Data extract
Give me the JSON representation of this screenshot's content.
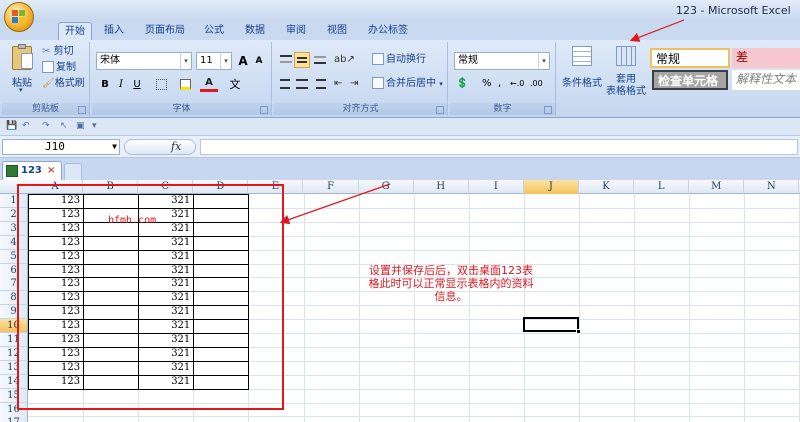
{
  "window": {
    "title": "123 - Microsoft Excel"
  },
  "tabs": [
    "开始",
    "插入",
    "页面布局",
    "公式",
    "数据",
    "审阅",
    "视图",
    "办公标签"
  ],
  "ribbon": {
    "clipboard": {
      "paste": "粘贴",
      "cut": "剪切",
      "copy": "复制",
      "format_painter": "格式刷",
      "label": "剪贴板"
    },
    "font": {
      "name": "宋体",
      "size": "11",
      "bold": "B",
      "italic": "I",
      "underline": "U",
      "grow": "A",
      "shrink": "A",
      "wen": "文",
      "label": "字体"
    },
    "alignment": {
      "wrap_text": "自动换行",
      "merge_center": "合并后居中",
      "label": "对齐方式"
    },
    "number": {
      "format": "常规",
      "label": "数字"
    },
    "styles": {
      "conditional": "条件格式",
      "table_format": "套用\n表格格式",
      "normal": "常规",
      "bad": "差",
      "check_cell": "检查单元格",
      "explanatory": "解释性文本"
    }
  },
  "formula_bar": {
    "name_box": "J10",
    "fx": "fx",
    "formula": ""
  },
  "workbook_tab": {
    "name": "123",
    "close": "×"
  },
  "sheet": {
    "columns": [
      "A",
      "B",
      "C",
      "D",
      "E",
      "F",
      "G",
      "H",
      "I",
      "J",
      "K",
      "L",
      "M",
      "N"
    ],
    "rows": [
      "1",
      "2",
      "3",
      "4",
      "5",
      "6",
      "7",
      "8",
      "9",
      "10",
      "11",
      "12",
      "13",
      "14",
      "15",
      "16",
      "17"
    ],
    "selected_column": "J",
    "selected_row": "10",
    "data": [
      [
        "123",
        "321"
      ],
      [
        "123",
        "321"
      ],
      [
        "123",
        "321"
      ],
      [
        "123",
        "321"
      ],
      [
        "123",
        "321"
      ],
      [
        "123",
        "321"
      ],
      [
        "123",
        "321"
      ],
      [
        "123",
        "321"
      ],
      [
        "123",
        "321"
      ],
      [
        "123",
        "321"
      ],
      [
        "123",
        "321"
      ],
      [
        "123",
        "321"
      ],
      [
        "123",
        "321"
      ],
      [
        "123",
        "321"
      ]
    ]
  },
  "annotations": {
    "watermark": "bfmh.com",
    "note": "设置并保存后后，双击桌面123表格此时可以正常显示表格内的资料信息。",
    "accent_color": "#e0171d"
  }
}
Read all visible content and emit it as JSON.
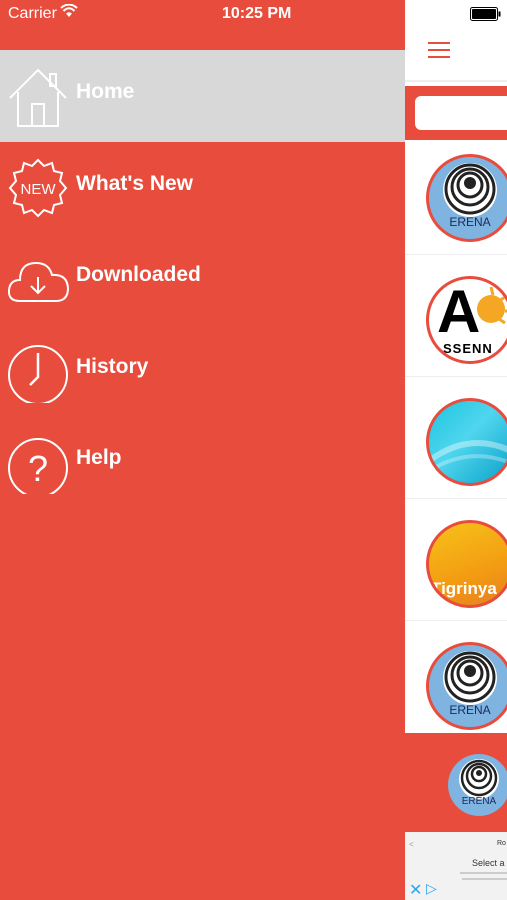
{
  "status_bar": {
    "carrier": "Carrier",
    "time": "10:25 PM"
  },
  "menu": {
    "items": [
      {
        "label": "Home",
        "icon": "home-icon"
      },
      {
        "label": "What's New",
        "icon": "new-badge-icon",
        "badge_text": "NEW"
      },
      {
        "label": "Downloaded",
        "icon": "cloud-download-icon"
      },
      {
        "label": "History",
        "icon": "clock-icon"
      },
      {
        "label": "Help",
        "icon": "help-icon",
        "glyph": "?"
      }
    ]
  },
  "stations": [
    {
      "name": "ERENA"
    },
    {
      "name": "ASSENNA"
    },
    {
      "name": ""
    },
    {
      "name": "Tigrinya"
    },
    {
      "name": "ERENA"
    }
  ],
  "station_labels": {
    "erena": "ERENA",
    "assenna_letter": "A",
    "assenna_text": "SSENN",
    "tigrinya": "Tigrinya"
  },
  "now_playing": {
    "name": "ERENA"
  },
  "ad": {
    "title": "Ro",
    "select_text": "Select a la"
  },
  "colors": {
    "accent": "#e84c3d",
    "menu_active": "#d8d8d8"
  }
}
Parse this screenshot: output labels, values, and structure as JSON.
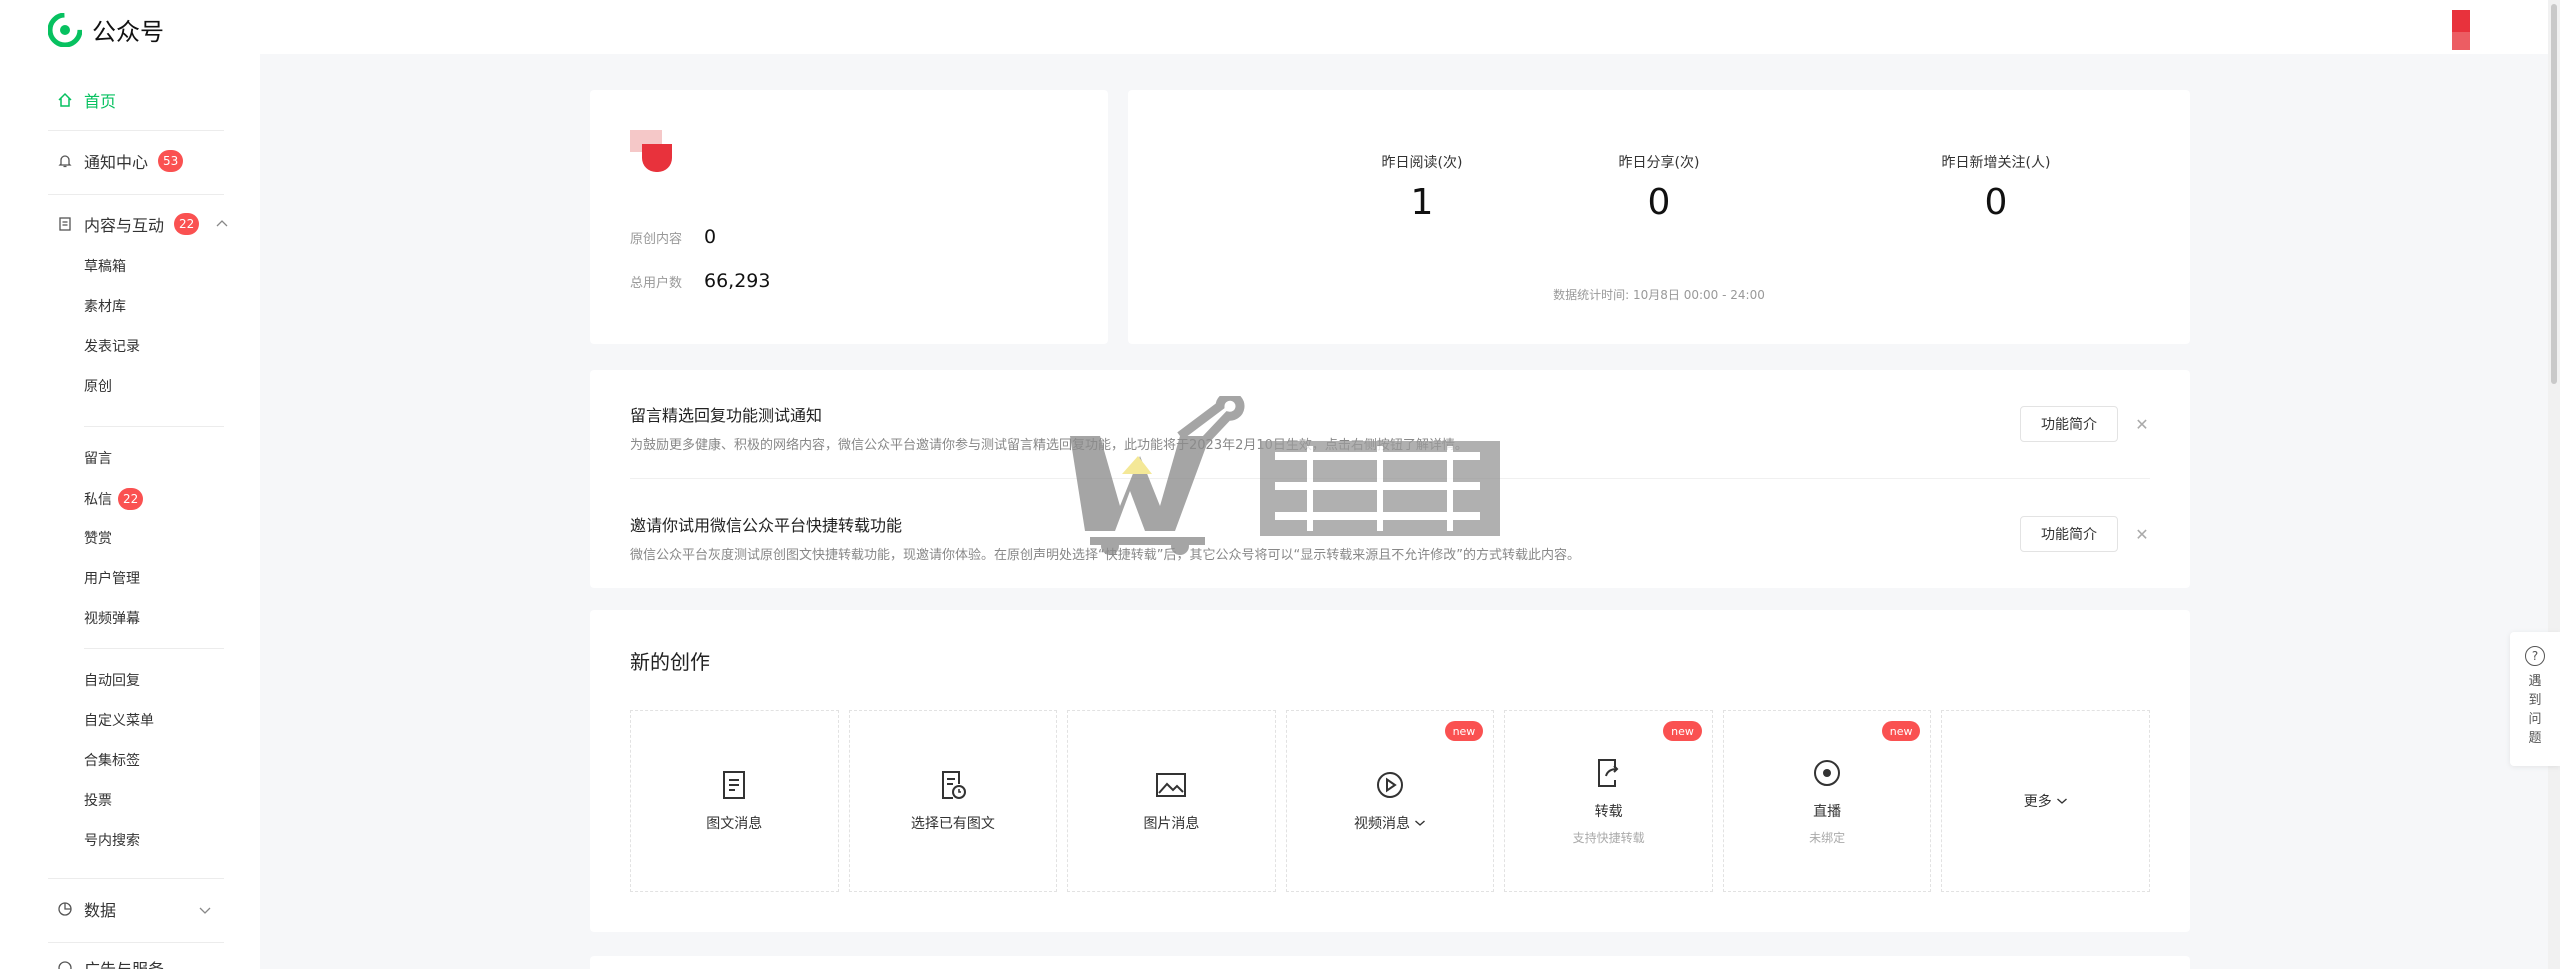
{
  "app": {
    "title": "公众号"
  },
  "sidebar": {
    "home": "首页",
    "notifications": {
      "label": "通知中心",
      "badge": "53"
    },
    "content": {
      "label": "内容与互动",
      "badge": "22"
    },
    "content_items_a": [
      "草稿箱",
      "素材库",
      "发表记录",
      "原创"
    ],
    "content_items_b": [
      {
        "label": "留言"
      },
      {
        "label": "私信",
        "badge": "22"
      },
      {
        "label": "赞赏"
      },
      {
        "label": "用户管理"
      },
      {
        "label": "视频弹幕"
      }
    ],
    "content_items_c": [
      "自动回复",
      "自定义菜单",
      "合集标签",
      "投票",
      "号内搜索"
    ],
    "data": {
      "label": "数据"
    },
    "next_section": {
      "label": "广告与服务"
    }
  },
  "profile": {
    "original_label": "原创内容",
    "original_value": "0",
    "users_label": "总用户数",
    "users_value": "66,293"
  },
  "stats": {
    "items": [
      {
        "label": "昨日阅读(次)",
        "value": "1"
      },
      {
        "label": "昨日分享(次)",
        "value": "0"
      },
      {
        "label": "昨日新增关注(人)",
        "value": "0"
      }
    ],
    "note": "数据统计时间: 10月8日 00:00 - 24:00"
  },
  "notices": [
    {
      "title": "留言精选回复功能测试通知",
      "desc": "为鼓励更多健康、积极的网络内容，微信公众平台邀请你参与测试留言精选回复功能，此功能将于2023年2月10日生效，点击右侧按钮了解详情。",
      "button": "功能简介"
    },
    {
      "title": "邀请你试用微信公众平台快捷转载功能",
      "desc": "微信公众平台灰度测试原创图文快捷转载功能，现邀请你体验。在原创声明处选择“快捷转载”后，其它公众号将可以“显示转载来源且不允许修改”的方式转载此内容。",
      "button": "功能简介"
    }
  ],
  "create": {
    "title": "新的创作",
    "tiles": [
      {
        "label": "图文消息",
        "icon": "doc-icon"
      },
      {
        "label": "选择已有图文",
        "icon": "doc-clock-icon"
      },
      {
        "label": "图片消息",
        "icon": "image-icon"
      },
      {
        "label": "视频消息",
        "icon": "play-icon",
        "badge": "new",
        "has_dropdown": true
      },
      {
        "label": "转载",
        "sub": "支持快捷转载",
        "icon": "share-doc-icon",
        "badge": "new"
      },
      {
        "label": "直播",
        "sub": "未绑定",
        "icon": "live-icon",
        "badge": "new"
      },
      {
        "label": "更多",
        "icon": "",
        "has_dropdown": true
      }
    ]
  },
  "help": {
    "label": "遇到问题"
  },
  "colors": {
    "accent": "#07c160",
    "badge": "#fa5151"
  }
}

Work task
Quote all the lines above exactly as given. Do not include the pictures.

Task result
Give me the JSON representation of this screenshot's content.
{
  "window": {
    "title": "123 - Microsoft Excel"
  },
  "tabs": [
    "开始",
    "插入",
    "页面布局",
    "公式",
    "数据",
    "审阅",
    "视图",
    "办公标签"
  ],
  "ribbon": {
    "clipboard": {
      "paste": "粘贴",
      "cut": "剪切",
      "copy": "复制",
      "format_painter": "格式刷",
      "label": "剪贴板"
    },
    "font": {
      "name": "宋体",
      "size": "11",
      "bold": "B",
      "italic": "I",
      "underline": "U",
      "grow": "A",
      "shrink": "A",
      "wen": "文",
      "label": "字体"
    },
    "alignment": {
      "wrap_text": "自动换行",
      "merge_center": "合并后居中",
      "label": "对齐方式"
    },
    "number": {
      "format": "常规",
      "label": "数字"
    },
    "styles": {
      "conditional": "条件格式",
      "table_format": "套用\n表格格式",
      "normal": "常规",
      "bad": "差",
      "check_cell": "检查单元格",
      "explanatory": "解释性文本"
    }
  },
  "formula_bar": {
    "name_box": "J10",
    "fx": "fx",
    "formula": ""
  },
  "workbook_tab": {
    "name": "123",
    "close": "×"
  },
  "sheet": {
    "columns": [
      "A",
      "B",
      "C",
      "D",
      "E",
      "F",
      "G",
      "H",
      "I",
      "J",
      "K",
      "L",
      "M",
      "N"
    ],
    "rows": [
      "1",
      "2",
      "3",
      "4",
      "5",
      "6",
      "7",
      "8",
      "9",
      "10",
      "11",
      "12",
      "13",
      "14",
      "15",
      "16",
      "17"
    ],
    "selected_column": "J",
    "selected_row": "10",
    "data": [
      [
        "123",
        "321"
      ],
      [
        "123",
        "321"
      ],
      [
        "123",
        "321"
      ],
      [
        "123",
        "321"
      ],
      [
        "123",
        "321"
      ],
      [
        "123",
        "321"
      ],
      [
        "123",
        "321"
      ],
      [
        "123",
        "321"
      ],
      [
        "123",
        "321"
      ],
      [
        "123",
        "321"
      ],
      [
        "123",
        "321"
      ],
      [
        "123",
        "321"
      ],
      [
        "123",
        "321"
      ],
      [
        "123",
        "321"
      ]
    ]
  },
  "annotations": {
    "watermark": "bfmh.com",
    "note": "设置并保存后后，双击桌面123表格此时可以正常显示表格内的资料信息。",
    "accent_color": "#e0171d"
  }
}
Read all visible content and emit it as JSON.
{
  "status_bar": {
    "carrier": "Carrier",
    "time": "10:25 PM"
  },
  "menu": {
    "items": [
      {
        "label": "Home",
        "icon": "home-icon"
      },
      {
        "label": "What's New",
        "icon": "new-badge-icon",
        "badge_text": "NEW"
      },
      {
        "label": "Downloaded",
        "icon": "cloud-download-icon"
      },
      {
        "label": "History",
        "icon": "clock-icon"
      },
      {
        "label": "Help",
        "icon": "help-icon",
        "glyph": "?"
      }
    ]
  },
  "stations": [
    {
      "name": "ERENA"
    },
    {
      "name": "ASSENNA"
    },
    {
      "name": ""
    },
    {
      "name": "Tigrinya"
    },
    {
      "name": "ERENA"
    }
  ],
  "station_labels": {
    "erena": "ERENA",
    "assenna_letter": "A",
    "assenna_text": "SSENN",
    "tigrinya": "Tigrinya"
  },
  "now_playing": {
    "name": "ERENA"
  },
  "ad": {
    "title": "Ro",
    "select_text": "Select a la"
  },
  "colors": {
    "accent": "#e84c3d",
    "menu_active": "#d8d8d8"
  }
}
Parse this screenshot: output labels, values, and structure as JSON.
{
  "app": {
    "title": "公众号"
  },
  "sidebar": {
    "home": "首页",
    "notifications": {
      "label": "通知中心",
      "badge": "53"
    },
    "content": {
      "label": "内容与互动",
      "badge": "22"
    },
    "content_items_a": [
      "草稿箱",
      "素材库",
      "发表记录",
      "原创"
    ],
    "content_items_b": [
      {
        "label": "留言"
      },
      {
        "label": "私信",
        "badge": "22"
      },
      {
        "label": "赞赏"
      },
      {
        "label": "用户管理"
      },
      {
        "label": "视频弹幕"
      }
    ],
    "content_items_c": [
      "自动回复",
      "自定义菜单",
      "合集标签",
      "投票",
      "号内搜索"
    ],
    "data": {
      "label": "数据"
    },
    "next_section": {
      "label": "广告与服务"
    }
  },
  "profile": {
    "original_label": "原创内容",
    "original_value": "0",
    "users_label": "总用户数",
    "users_value": "66,293"
  },
  "stats": {
    "items": [
      {
        "label": "昨日阅读(次)",
        "value": "1"
      },
      {
        "label": "昨日分享(次)",
        "value": "0"
      },
      {
        "label": "昨日新增关注(人)",
        "value": "0"
      }
    ],
    "note": "数据统计时间: 10月8日 00:00 - 24:00"
  },
  "notices": [
    {
      "title": "留言精选回复功能测试通知",
      "desc": "为鼓励更多健康、积极的网络内容，微信公众平台邀请你参与测试留言精选回复功能，此功能将于2023年2月10日生效，点击右侧按钮了解详情。",
      "button": "功能简介"
    },
    {
      "title": "邀请你试用微信公众平台快捷转载功能",
      "desc": "微信公众平台灰度测试原创图文快捷转载功能，现邀请你体验。在原创声明处选择“快捷转载”后，其它公众号将可以“显示转载来源且不允许修改”的方式转载此内容。",
      "button": "功能简介"
    }
  ],
  "create": {
    "title": "新的创作",
    "tiles": [
      {
        "label": "图文消息",
        "icon": "doc-icon"
      },
      {
        "label": "选择已有图文",
        "icon": "doc-clock-icon"
      },
      {
        "label": "图片消息",
        "icon": "image-icon"
      },
      {
        "label": "视频消息",
        "icon": "play-icon",
        "badge": "new",
        "has_dropdown": true
      },
      {
        "label": "转载",
        "sub": "支持快捷转载",
        "icon": "share-doc-icon",
        "badge": "new"
      },
      {
        "label": "直播",
        "sub": "未绑定",
        "icon": "live-icon",
        "badge": "new"
      },
      {
        "label": "更多",
        "icon": "",
        "has_dropdown": true
      }
    ]
  },
  "help": {
    "label": "遇到问题"
  },
  "colors": {
    "accent": "#07c160",
    "badge": "#fa5151"
  }
}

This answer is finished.